The Silicon Valley cyberspace community is currently preparing for tomorrow's observation of SOPA Blackout Day. Organizers are requesting that participants make their websites go black for at least 12 hours tomorrow in observation of the blackout.
As I reported on the Silicon Valley Software Law Blog, Mozilla, Reddit, Word Press, Boing Boing and the English language version of Wikipedia have confirmed that they will participate in the blackout.
In addition, Politico is now reporting that Google will be joining in tomorrow's protest, but will not be participating in the Internet blackout. Instead, Google will reportedly be posting a link on its homepage explaining its opposition to the Stop Online Piracy Act and the Protect IP Act.
The nonprofit organization Fight for the Future has posted a comprehensive list of the participants who have currently committed to tomorrow's online strike.
In case you have not been following the SOPA controversy, the purpose for tomorrow's blackout is to express online opposition to the proposed SOPA legislation. I discussed the controversy in the Silicon Valley Software Law Blog as follows:
[T]he Stop Online Privacy bill was introduced in late October, 2011 by the Republican Congressman Lamar Smith of Texas, which would allow the Attorney General of the United States to seek a court order against internet service providers to cause them to make a website disappear from the Internet. . . . The bill was designed to allow U.S. companies to shut down offshore infringers, and as you might expect is being championed by the Motion Picture Association of America and the Recording Industry Association of America, which of course, are highly invested in stopping the loss of profits to online privacy.

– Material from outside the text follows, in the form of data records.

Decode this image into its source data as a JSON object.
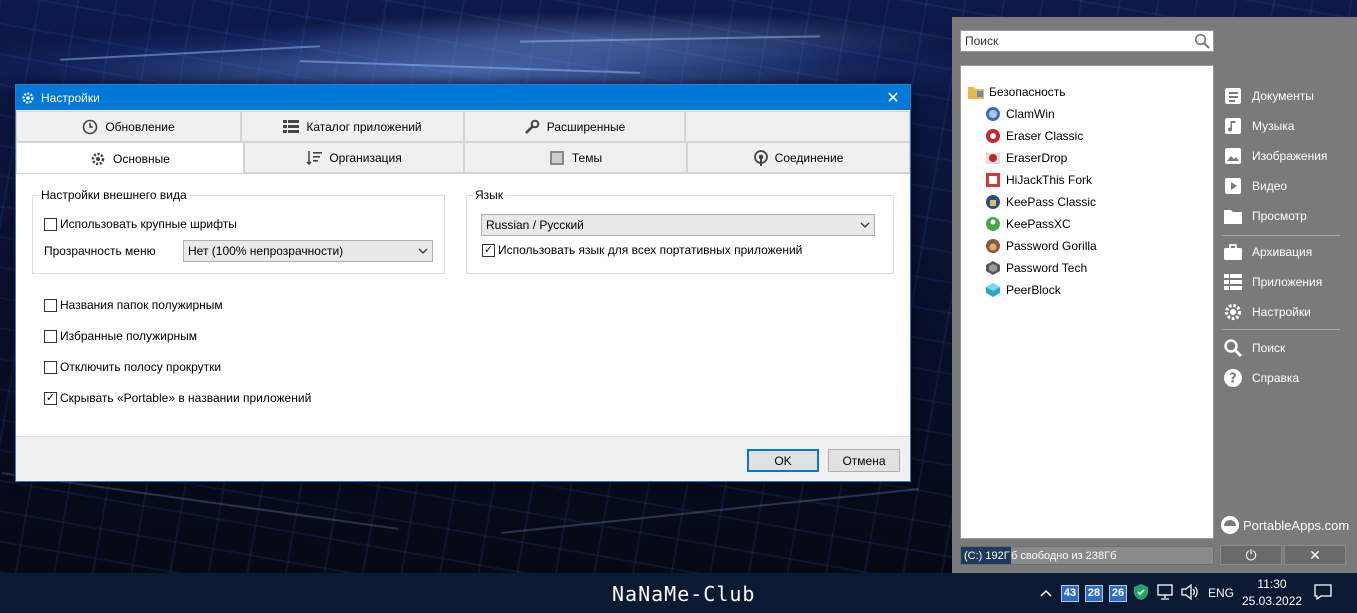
{
  "dialog": {
    "title": "Настройки",
    "tabs_row1": [
      {
        "label": "Обновление",
        "icon": "clock-icon"
      },
      {
        "label": "Каталог приложений",
        "icon": "grid-list-icon"
      },
      {
        "label": "Расширенные",
        "icon": "wrench-icon"
      },
      {
        "label": "",
        "icon": ""
      }
    ],
    "tabs_row2": [
      {
        "label": "Основные",
        "icon": "gear-icon"
      },
      {
        "label": "Организация",
        "icon": "sort-icon"
      },
      {
        "label": "Темы",
        "icon": "theme-icon"
      },
      {
        "label": "Соединение",
        "icon": "connection-icon"
      }
    ],
    "appearance": {
      "legend": "Настройки внешнего вида",
      "large_fonts_label": "Использовать крупные шрифты",
      "large_fonts_checked": false,
      "transparency_label": "Прозрачность меню",
      "transparency_value": "Нет (100% непрозрачности)"
    },
    "language": {
      "legend": "Язык",
      "value": "Russian / Русский",
      "apply_all_label": "Использовать язык для всех портативных приложений",
      "apply_all_checked": true
    },
    "options": [
      {
        "label": "Названия папок полужирным",
        "checked": false
      },
      {
        "label": "Избранные полужирным",
        "checked": false
      },
      {
        "label": "Отключить полосу прокрутки",
        "checked": false
      },
      {
        "label": "Скрывать «Portable» в названии приложений",
        "checked": true
      }
    ],
    "ok_label": "OK",
    "cancel_label": "Отмена"
  },
  "pa": {
    "search_placeholder": "Поиск",
    "category": "Безопасность",
    "apps": [
      {
        "label": "ClamWin",
        "icon": "clamwin-icon",
        "color": "#3b6fb5"
      },
      {
        "label": "Eraser Classic",
        "icon": "eraser-icon",
        "color": "#c0282d"
      },
      {
        "label": "EraserDrop",
        "icon": "eraserdrop-icon",
        "color": "#c0282d"
      },
      {
        "label": "HiJackThis Fork",
        "icon": "hijackthis-icon",
        "color": "#d23a3a"
      },
      {
        "label": "KeePass Classic",
        "icon": "keepass-icon",
        "color": "#2a4d8f"
      },
      {
        "label": "KeePassXC",
        "icon": "keepassxc-icon",
        "color": "#4aa44a"
      },
      {
        "label": "Password Gorilla",
        "icon": "gorilla-icon",
        "color": "#8a5a3a"
      },
      {
        "label": "Password Tech",
        "icon": "passwordtech-icon",
        "color": "#555555"
      },
      {
        "label": "PeerBlock",
        "icon": "peerblock-icon",
        "color": "#2aa6c8"
      }
    ],
    "nav": [
      {
        "label": "Документы",
        "icon": "documents-icon"
      },
      {
        "label": "Музыка",
        "icon": "music-icon"
      },
      {
        "label": "Изображения",
        "icon": "images-icon"
      },
      {
        "label": "Видео",
        "icon": "video-icon"
      },
      {
        "label": "Просмотр",
        "icon": "folder-icon"
      },
      {
        "label": "Архивация",
        "icon": "briefcase-icon"
      },
      {
        "label": "Приложения",
        "icon": "apps-list-icon"
      },
      {
        "label": "Настройки",
        "icon": "gear-icon"
      },
      {
        "label": "Поиск",
        "icon": "search-icon"
      },
      {
        "label": "Справка",
        "icon": "help-icon"
      }
    ],
    "brand": "PortableApps.com",
    "status_used": "(C:) 192Г",
    "status_rest": "б свободно из 238Гб",
    "power_glyph": "⏻",
    "close_glyph": "✕"
  },
  "taskbar": {
    "logo": "NaNaMe-Club",
    "badges": [
      "43",
      "28",
      "26"
    ],
    "lang": "ENG",
    "time": "11:30",
    "date": "25.03.2022"
  }
}
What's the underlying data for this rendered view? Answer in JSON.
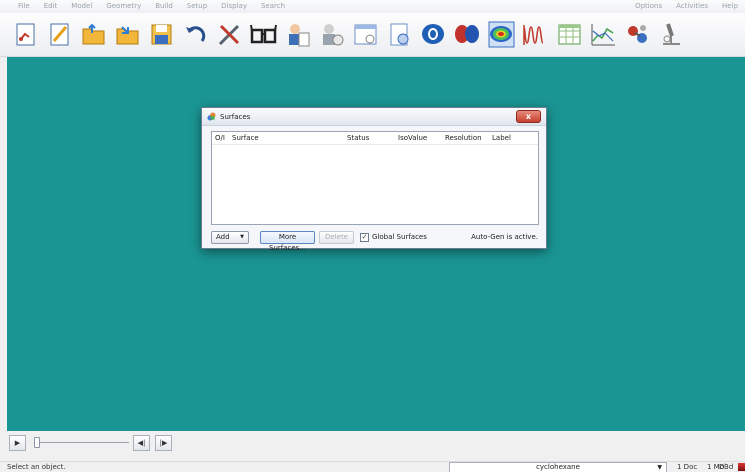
{
  "menubar": {
    "left_items": [
      "File",
      "Edit",
      "Model",
      "Geometry",
      "Build",
      "Setup",
      "Display",
      "Search"
    ],
    "right_items": [
      "Options",
      "Activities",
      "Help"
    ]
  },
  "toolbar": {
    "buttons": [
      {
        "name": "new-document-icon"
      },
      {
        "name": "edit-document-icon"
      },
      {
        "name": "open-folder-icon"
      },
      {
        "name": "folder-arrow-icon"
      },
      {
        "name": "save-folder-icon"
      },
      {
        "name": "undo-icon"
      },
      {
        "name": "tools-icon"
      },
      {
        "name": "glasses-view-icon"
      },
      {
        "name": "person-clipboard-icon"
      },
      {
        "name": "person-settings-icon"
      },
      {
        "name": "window-calendar-icon"
      },
      {
        "name": "document-preview-icon"
      },
      {
        "name": "blue-blob-icon"
      },
      {
        "name": "red-blue-orbital-icon"
      },
      {
        "name": "surface-map-icon"
      },
      {
        "name": "spectrum-peaks-icon"
      },
      {
        "name": "table-grid-icon"
      },
      {
        "name": "line-plot-icon"
      },
      {
        "name": "molecule-icon"
      },
      {
        "name": "microscope-icon"
      }
    ]
  },
  "dialog": {
    "title": "Surfaces",
    "close_label": "x",
    "columns": [
      "O/I",
      "Surface",
      "Status",
      "IsoValue",
      "Resolution",
      "Label"
    ],
    "rows": [],
    "add_label": "Add",
    "add_arrow": "▼",
    "more_surfaces_label": "More Surfaces...",
    "delete_label": "Delete",
    "global_surfaces_checked": true,
    "global_surfaces_check": "✓",
    "global_surfaces_label": "Global Surfaces",
    "autogen_text": "Auto-Gen is active."
  },
  "player": {
    "play_glyph": "▶",
    "step_back_glyph": "◀|",
    "step_forward_glyph": "|▶"
  },
  "statusbar": {
    "message": "Select an object.",
    "molecule_select": "cyclohexane",
    "select_arrow": "▼",
    "doc_count": "1 Doc",
    "mol_count": "1 Mol",
    "symmetry": "D3d"
  },
  "colors": {
    "viewport_bg": "#1a9593",
    "dialog_bg": "#f4f6f9",
    "close_button": "#c6412d"
  }
}
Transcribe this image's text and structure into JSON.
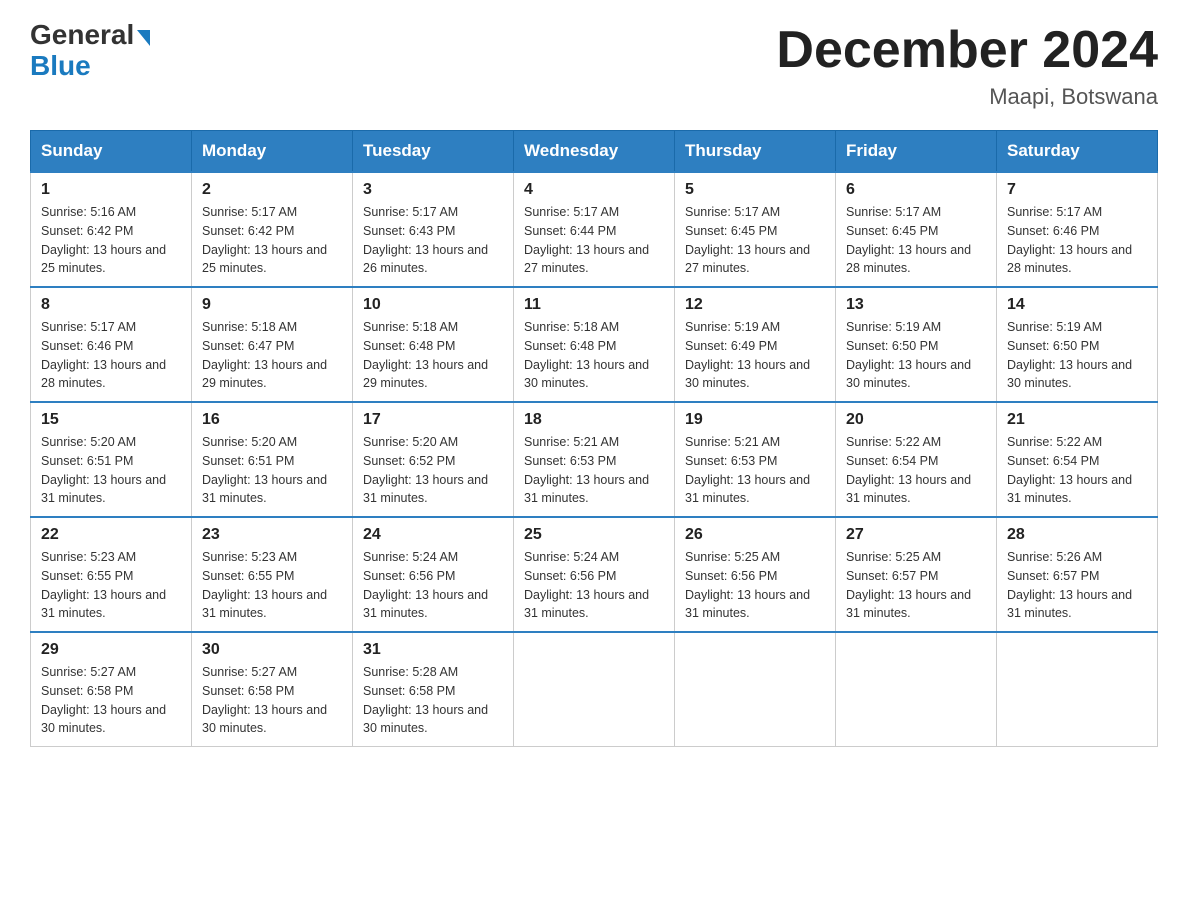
{
  "header": {
    "logo_line1": "General",
    "logo_line2": "Blue",
    "title": "December 2024",
    "subtitle": "Maapi, Botswana"
  },
  "days_of_week": [
    "Sunday",
    "Monday",
    "Tuesday",
    "Wednesday",
    "Thursday",
    "Friday",
    "Saturday"
  ],
  "weeks": [
    [
      {
        "day": "1",
        "sunrise": "5:16 AM",
        "sunset": "6:42 PM",
        "daylight": "13 hours and 25 minutes."
      },
      {
        "day": "2",
        "sunrise": "5:17 AM",
        "sunset": "6:42 PM",
        "daylight": "13 hours and 25 minutes."
      },
      {
        "day": "3",
        "sunrise": "5:17 AM",
        "sunset": "6:43 PM",
        "daylight": "13 hours and 26 minutes."
      },
      {
        "day": "4",
        "sunrise": "5:17 AM",
        "sunset": "6:44 PM",
        "daylight": "13 hours and 27 minutes."
      },
      {
        "day": "5",
        "sunrise": "5:17 AM",
        "sunset": "6:45 PM",
        "daylight": "13 hours and 27 minutes."
      },
      {
        "day": "6",
        "sunrise": "5:17 AM",
        "sunset": "6:45 PM",
        "daylight": "13 hours and 28 minutes."
      },
      {
        "day": "7",
        "sunrise": "5:17 AM",
        "sunset": "6:46 PM",
        "daylight": "13 hours and 28 minutes."
      }
    ],
    [
      {
        "day": "8",
        "sunrise": "5:17 AM",
        "sunset": "6:46 PM",
        "daylight": "13 hours and 28 minutes."
      },
      {
        "day": "9",
        "sunrise": "5:18 AM",
        "sunset": "6:47 PM",
        "daylight": "13 hours and 29 minutes."
      },
      {
        "day": "10",
        "sunrise": "5:18 AM",
        "sunset": "6:48 PM",
        "daylight": "13 hours and 29 minutes."
      },
      {
        "day": "11",
        "sunrise": "5:18 AM",
        "sunset": "6:48 PM",
        "daylight": "13 hours and 30 minutes."
      },
      {
        "day": "12",
        "sunrise": "5:19 AM",
        "sunset": "6:49 PM",
        "daylight": "13 hours and 30 minutes."
      },
      {
        "day": "13",
        "sunrise": "5:19 AM",
        "sunset": "6:50 PM",
        "daylight": "13 hours and 30 minutes."
      },
      {
        "day": "14",
        "sunrise": "5:19 AM",
        "sunset": "6:50 PM",
        "daylight": "13 hours and 30 minutes."
      }
    ],
    [
      {
        "day": "15",
        "sunrise": "5:20 AM",
        "sunset": "6:51 PM",
        "daylight": "13 hours and 31 minutes."
      },
      {
        "day": "16",
        "sunrise": "5:20 AM",
        "sunset": "6:51 PM",
        "daylight": "13 hours and 31 minutes."
      },
      {
        "day": "17",
        "sunrise": "5:20 AM",
        "sunset": "6:52 PM",
        "daylight": "13 hours and 31 minutes."
      },
      {
        "day": "18",
        "sunrise": "5:21 AM",
        "sunset": "6:53 PM",
        "daylight": "13 hours and 31 minutes."
      },
      {
        "day": "19",
        "sunrise": "5:21 AM",
        "sunset": "6:53 PM",
        "daylight": "13 hours and 31 minutes."
      },
      {
        "day": "20",
        "sunrise": "5:22 AM",
        "sunset": "6:54 PM",
        "daylight": "13 hours and 31 minutes."
      },
      {
        "day": "21",
        "sunrise": "5:22 AM",
        "sunset": "6:54 PM",
        "daylight": "13 hours and 31 minutes."
      }
    ],
    [
      {
        "day": "22",
        "sunrise": "5:23 AM",
        "sunset": "6:55 PM",
        "daylight": "13 hours and 31 minutes."
      },
      {
        "day": "23",
        "sunrise": "5:23 AM",
        "sunset": "6:55 PM",
        "daylight": "13 hours and 31 minutes."
      },
      {
        "day": "24",
        "sunrise": "5:24 AM",
        "sunset": "6:56 PM",
        "daylight": "13 hours and 31 minutes."
      },
      {
        "day": "25",
        "sunrise": "5:24 AM",
        "sunset": "6:56 PM",
        "daylight": "13 hours and 31 minutes."
      },
      {
        "day": "26",
        "sunrise": "5:25 AM",
        "sunset": "6:56 PM",
        "daylight": "13 hours and 31 minutes."
      },
      {
        "day": "27",
        "sunrise": "5:25 AM",
        "sunset": "6:57 PM",
        "daylight": "13 hours and 31 minutes."
      },
      {
        "day": "28",
        "sunrise": "5:26 AM",
        "sunset": "6:57 PM",
        "daylight": "13 hours and 31 minutes."
      }
    ],
    [
      {
        "day": "29",
        "sunrise": "5:27 AM",
        "sunset": "6:58 PM",
        "daylight": "13 hours and 30 minutes."
      },
      {
        "day": "30",
        "sunrise": "5:27 AM",
        "sunset": "6:58 PM",
        "daylight": "13 hours and 30 minutes."
      },
      {
        "day": "31",
        "sunrise": "5:28 AM",
        "sunset": "6:58 PM",
        "daylight": "13 hours and 30 minutes."
      },
      null,
      null,
      null,
      null
    ]
  ]
}
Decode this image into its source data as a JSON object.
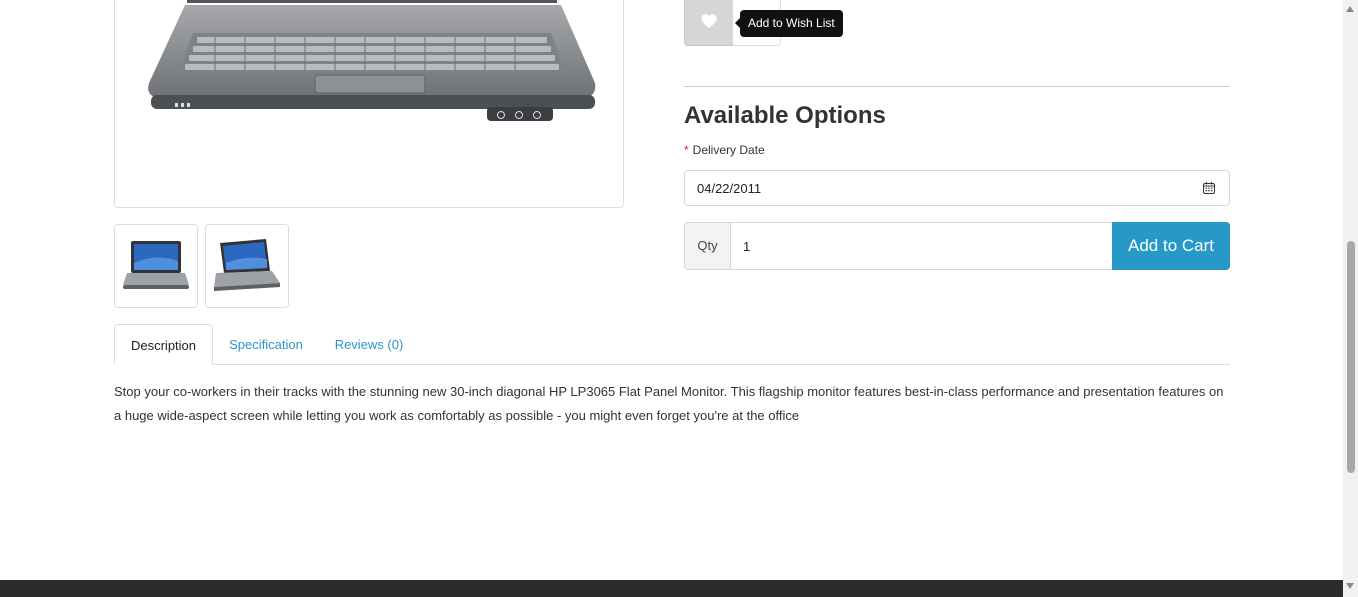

While few in the Internet world would disagree that online privacy is bad, the controversy over SOPA is over the concern that large companies are going to be able to censor or blacklist smaller Internet players and simply be able to “erase” their very existence from the Internet. Net Coalition.com has assembled a list of parties who oppose SOPA. The list includes companies, prominent individuals and educators, public interest groups, industry associations, websites and online services, cybersecurity and engineering groups, and international human rights advocates.
In case you are wondering what my position is on the issue, I am absolutely against infringement but am very concerned about the potential impact of this bill. As I wrote in the Silicon Valley Software Law Blog:
Like most attorneys who represent clients in the Internet space, I have found myself on both sides of this issue. It is not unusual to have a client come to me with a complaint about a third party infringing my client’s copyright on the Internet, and to find myself in the frustrating position of having to advise my client of the limited options available for dealing with the infringement. It is particularly frustrating when I am talking to a client who has limited resources and cannot afford the investment of resources that is going to be required to really go after the infringer.
In fact, even I have run into situations where my copyrighted works were being infringed on the Internet and I had to make a decision about how to best deal with the infringement.
At the same time, however, I am very concerned by the fact that Congress wants to further legislate in this area. I agree with many of my fellow Internet law experts that we should oppose in general the encroachment of government regulation of the Internet, and this bill appears to be very serious encroachment. Moreover, I am concerned about how a bill like this would be used. It is almost certain that the small content publisher on the Internet would be at a serious disadvantage in defending itself against SOPA-based actions. Large companies with large teams of lawyers would be in a position to effectively censor smaller entities on the Internet, since the accused would not be financially able to defend themselves. It is highly likely that a bill like this which would allow parties to “erase” websites from the Internet would be misused for the economic benefit of one party over another.
Of course, there is another issue. Given the fact that the very nature of Cyberspace is borderless, should a U.S. attorney general really be able to police websites offshore? If so, shouldn’t the equivalent officials for other governments be able to do the same thing? What kind of standard are we setting for the rest of the world to follow? I’m not sure we want certain countries’ political leaders to start erasing American websites from the Internet.
The bottom line is that the implications of this bill go beyond the intent of just getting offshore infringers that cannot be shut down off the Internet. The effects of this bill could be very far-reaching, and take us a step closer to the day when virtually every activity on the Internet is subject to government oversight and regulation–not only by the U.S. but also other governments around the world.
For any companies interested in supporting tomorrow's protest by participating in the blackout, you still have time to get involved. Wired.com has republished Google's recommendations for how to participate in the blackout in a "web-friendly" way. Fight for the Future has also published instructions on its website on how to get involved.